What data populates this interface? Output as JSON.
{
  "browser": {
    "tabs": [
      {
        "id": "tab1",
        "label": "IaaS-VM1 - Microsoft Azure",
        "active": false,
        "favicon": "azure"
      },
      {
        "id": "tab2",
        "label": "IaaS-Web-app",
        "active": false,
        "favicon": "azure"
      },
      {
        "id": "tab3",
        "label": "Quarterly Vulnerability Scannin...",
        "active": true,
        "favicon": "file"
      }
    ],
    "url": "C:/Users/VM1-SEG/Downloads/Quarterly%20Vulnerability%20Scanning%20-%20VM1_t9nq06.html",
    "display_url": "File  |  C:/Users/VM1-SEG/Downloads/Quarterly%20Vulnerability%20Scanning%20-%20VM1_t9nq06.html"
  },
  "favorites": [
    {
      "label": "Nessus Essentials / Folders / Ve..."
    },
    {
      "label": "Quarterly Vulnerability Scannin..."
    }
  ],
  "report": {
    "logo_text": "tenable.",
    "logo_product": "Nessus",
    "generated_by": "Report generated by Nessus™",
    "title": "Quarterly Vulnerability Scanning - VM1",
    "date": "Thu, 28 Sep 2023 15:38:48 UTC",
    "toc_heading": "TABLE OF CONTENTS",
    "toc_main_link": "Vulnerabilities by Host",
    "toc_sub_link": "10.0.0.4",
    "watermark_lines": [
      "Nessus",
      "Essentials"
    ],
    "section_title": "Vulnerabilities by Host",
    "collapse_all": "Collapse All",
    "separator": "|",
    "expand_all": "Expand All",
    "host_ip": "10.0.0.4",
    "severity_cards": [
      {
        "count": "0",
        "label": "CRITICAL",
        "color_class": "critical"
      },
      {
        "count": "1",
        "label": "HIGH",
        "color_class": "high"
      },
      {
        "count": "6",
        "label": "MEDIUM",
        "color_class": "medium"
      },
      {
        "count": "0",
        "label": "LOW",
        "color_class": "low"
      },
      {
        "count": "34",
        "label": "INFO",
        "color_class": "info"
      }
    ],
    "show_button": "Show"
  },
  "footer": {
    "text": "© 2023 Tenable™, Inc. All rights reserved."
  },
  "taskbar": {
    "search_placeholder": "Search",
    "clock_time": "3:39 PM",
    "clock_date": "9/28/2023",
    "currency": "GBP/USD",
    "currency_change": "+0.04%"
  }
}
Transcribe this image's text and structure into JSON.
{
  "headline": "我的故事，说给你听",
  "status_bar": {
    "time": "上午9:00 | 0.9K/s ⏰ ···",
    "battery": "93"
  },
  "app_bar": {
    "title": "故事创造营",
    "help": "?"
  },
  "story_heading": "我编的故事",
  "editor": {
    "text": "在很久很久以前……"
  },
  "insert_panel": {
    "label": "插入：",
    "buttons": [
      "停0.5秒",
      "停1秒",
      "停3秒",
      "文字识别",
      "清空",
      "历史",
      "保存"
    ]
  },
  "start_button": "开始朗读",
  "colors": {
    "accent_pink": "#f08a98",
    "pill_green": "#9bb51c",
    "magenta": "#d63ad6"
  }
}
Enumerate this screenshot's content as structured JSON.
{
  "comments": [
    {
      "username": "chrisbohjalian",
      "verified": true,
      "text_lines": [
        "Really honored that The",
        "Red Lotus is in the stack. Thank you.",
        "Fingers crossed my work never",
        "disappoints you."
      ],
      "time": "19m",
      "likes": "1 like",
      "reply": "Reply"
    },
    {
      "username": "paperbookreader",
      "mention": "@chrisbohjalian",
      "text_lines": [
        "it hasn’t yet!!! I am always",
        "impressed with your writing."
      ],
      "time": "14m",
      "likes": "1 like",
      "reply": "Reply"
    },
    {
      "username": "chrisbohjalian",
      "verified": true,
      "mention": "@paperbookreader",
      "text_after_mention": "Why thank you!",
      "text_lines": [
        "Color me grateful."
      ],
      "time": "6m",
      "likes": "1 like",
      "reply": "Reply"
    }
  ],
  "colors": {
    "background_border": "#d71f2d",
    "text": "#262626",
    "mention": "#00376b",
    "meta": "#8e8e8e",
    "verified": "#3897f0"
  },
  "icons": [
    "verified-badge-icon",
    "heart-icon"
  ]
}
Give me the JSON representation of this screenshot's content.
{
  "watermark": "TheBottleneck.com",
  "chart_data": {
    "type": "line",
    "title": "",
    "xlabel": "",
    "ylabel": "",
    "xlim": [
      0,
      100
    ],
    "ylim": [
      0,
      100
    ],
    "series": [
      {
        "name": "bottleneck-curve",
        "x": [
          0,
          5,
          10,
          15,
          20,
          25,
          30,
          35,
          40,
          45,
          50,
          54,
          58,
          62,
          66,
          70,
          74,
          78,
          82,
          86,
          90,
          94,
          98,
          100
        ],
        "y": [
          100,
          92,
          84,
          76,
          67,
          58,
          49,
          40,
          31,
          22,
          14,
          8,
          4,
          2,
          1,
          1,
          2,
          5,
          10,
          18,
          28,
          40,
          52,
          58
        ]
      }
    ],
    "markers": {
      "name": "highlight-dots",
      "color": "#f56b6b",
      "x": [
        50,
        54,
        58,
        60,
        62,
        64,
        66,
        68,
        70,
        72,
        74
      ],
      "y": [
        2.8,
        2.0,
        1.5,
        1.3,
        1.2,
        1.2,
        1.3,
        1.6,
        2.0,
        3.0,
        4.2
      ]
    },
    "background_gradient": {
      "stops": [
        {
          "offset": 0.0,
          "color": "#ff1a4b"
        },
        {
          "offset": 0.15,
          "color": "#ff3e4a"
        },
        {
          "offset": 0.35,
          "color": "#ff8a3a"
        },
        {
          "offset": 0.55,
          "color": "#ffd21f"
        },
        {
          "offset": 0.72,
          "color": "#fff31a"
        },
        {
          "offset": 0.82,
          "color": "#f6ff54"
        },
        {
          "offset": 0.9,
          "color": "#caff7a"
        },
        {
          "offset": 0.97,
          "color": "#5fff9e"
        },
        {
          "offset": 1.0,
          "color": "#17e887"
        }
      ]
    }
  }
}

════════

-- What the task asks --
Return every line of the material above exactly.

-- Solution to the problem --
What data populates this interface? Output as JSON.
{
  "browser": {
    "tabs": [
      {
        "id": "tab1",
        "label": "IaaS-VM1 - Microsoft Azure",
        "active": false,
        "favicon": "azure"
      },
      {
        "id": "tab2",
        "label": "IaaS-Web-app",
        "active": false,
        "favicon": "azure"
      },
      {
        "id": "tab3",
        "label": "Quarterly Vulnerability Scannin...",
        "active": true,
        "favicon": "file"
      }
    ],
    "url": "C:/Users/VM1-SEG/Downloads/Quarterly%20Vulnerability%20Scanning%20-%20VM1_t9nq06.html",
    "display_url": "File  |  C:/Users/VM1-SEG/Downloads/Quarterly%20Vulnerability%20Scanning%20-%20VM1_t9nq06.html"
  },
  "favorites": [
    {
      "label": "Nessus Essentials / Folders / Ve..."
    },
    {
      "label": "Quarterly Vulnerability Scannin..."
    }
  ],
  "report": {
    "logo_text": "tenable.",
    "logo_product": "Nessus",
    "generated_by": "Report generated by Nessus™",
    "title": "Quarterly Vulnerability Scanning - VM1",
    "date": "Thu, 28 Sep 2023 15:38:48 UTC",
    "toc_heading": "TABLE OF CONTENTS",
    "toc_main_link": "Vulnerabilities by Host",
    "toc_sub_link": "10.0.0.4",
    "watermark_lines": [
      "Nessus",
      "Essentials"
    ],
    "section_title": "Vulnerabilities by Host",
    "collapse_all": "Collapse All",
    "separator": "|",
    "expand_all": "Expand All",
    "host_ip": "10.0.0.4",
    "severity_cards": [
      {
        "count": "0",
        "label": "CRITICAL",
        "color_class": "critical"
      },
      {
        "count": "1",
        "label": "HIGH",
        "color_class": "high"
      },
      {
        "count": "6",
        "label": "MEDIUM",
        "color_class": "medium"
      },
      {
        "count": "0",
        "label": "LOW",
        "color_class": "low"
      },
      {
        "count": "34",
        "label": "INFO",
        "color_class": "info"
      }
    ],
    "show_button": "Show"
  },
  "footer": {
    "text": "© 2023 Tenable™, Inc. All rights reserved."
  },
  "taskbar": {
    "search_placeholder": "Search",
    "clock_time": "3:39 PM",
    "clock_date": "9/28/2023",
    "currency": "GBP/USD",
    "currency_change": "+0.04%"
  }
}
Transcribe this image's text and structure into JSON.
{
  "headline": "我的故事，说给你听",
  "status_bar": {
    "time": "上午9:00 | 0.9K/s ⏰ ···",
    "battery": "93"
  },
  "app_bar": {
    "title": "故事创造营",
    "help": "?"
  },
  "story_heading": "我编的故事",
  "editor": {
    "text": "在很久很久以前……"
  },
  "insert_panel": {
    "label": "插入：",
    "buttons": [
      "停0.5秒",
      "停1秒",
      "停3秒",
      "文字识别",
      "清空",
      "历史",
      "保存"
    ]
  },
  "start_button": "开始朗读",
  "colors": {
    "accent_pink": "#f08a98",
    "pill_green": "#9bb51c",
    "magenta": "#d63ad6"
  }
}
Enumerate this screenshot's content as structured JSON.
{
  "comments": [
    {
      "username": "chrisbohjalian",
      "verified": true,
      "text_lines": [
        "Really honored that The",
        "Red Lotus is in the stack. Thank you.",
        "Fingers crossed my work never",
        "disappoints you."
      ],
      "time": "19m",
      "likes": "1 like",
      "reply": "Reply"
    },
    {
      "username": "paperbookreader",
      "mention": "@chrisbohjalian",
      "text_lines": [
        "it hasn’t yet!!! I am always",
        "impressed with your writing."
      ],
      "time": "14m",
      "likes": "1 like",
      "reply": "Reply"
    },
    {
      "username": "chrisbohjalian",
      "verified": true,
      "mention": "@paperbookreader",
      "text_after_mention": "Why thank you!",
      "text_lines": [
        "Color me grateful."
      ],
      "time": "6m",
      "likes": "1 like",
      "reply": "Reply"
    }
  ],
  "colors": {
    "background_border": "#d71f2d",
    "text": "#262626",
    "mention": "#00376b",
    "meta": "#8e8e8e",
    "verified": "#3897f0"
  },
  "icons": [
    "verified-badge-icon",
    "heart-icon"
  ]
}
Give me the JSON representation of this screenshot's content.
{
  "watermark": "TheBottleneck.com",
  "chart_data": {
    "type": "line",
    "title": "",
    "xlabel": "",
    "ylabel": "",
    "xlim": [
      0,
      100
    ],
    "ylim": [
      0,
      100
    ],
    "series": [
      {
        "name": "bottleneck-curve",
        "x": [
          0,
          5,
          10,
          15,
          20,
          25,
          30,
          35,
          40,
          45,
          50,
          54,
          58,
          62,
          66,
          70,
          74,
          78,
          82,
          86,
          90,
          94,
          98,
          100
        ],
        "y": [
          100,
          92,
          84,
          76,
          67,
          58,
          49,
          40,
          31,
          22,
          14,
          8,
          4,
          2,
          1,
          1,
          2,
          5,
          10,
          18,
          28,
          40,
          52,
          58
        ]
      }
    ],
    "markers": {
      "name": "highlight-dots",
      "color": "#f56b6b",
      "x": [
        50,
        54,
        58,
        60,
        62,
        64,
        66,
        68,
        70,
        72,
        74
      ],
      "y": [
        2.8,
        2.0,
        1.5,
        1.3,
        1.2,
        1.2,
        1.3,
        1.6,
        2.0,
        3.0,
        4.2
      ]
    },
    "background_gradient": {
      "stops": [
        {
          "offset": 0.0,
          "color": "#ff1a4b"
        },
        {
          "offset": 0.15,
          "color": "#ff3e4a"
        },
        {
          "offset": 0.35,
          "color": "#ff8a3a"
        },
        {
          "offset": 0.55,
          "color": "#ffd21f"
        },
        {
          "offset": 0.72,
          "color": "#fff31a"
        },
        {
          "offset": 0.82,
          "color": "#f6ff54"
        },
        {
          "offset": 0.9,
          "color": "#caff7a"
        },
        {
          "offset": 0.97,
          "color": "#5fff9e"
        },
        {
          "offset": 1.0,
          "color": "#17e887"
        }
      ]
    }
  }
}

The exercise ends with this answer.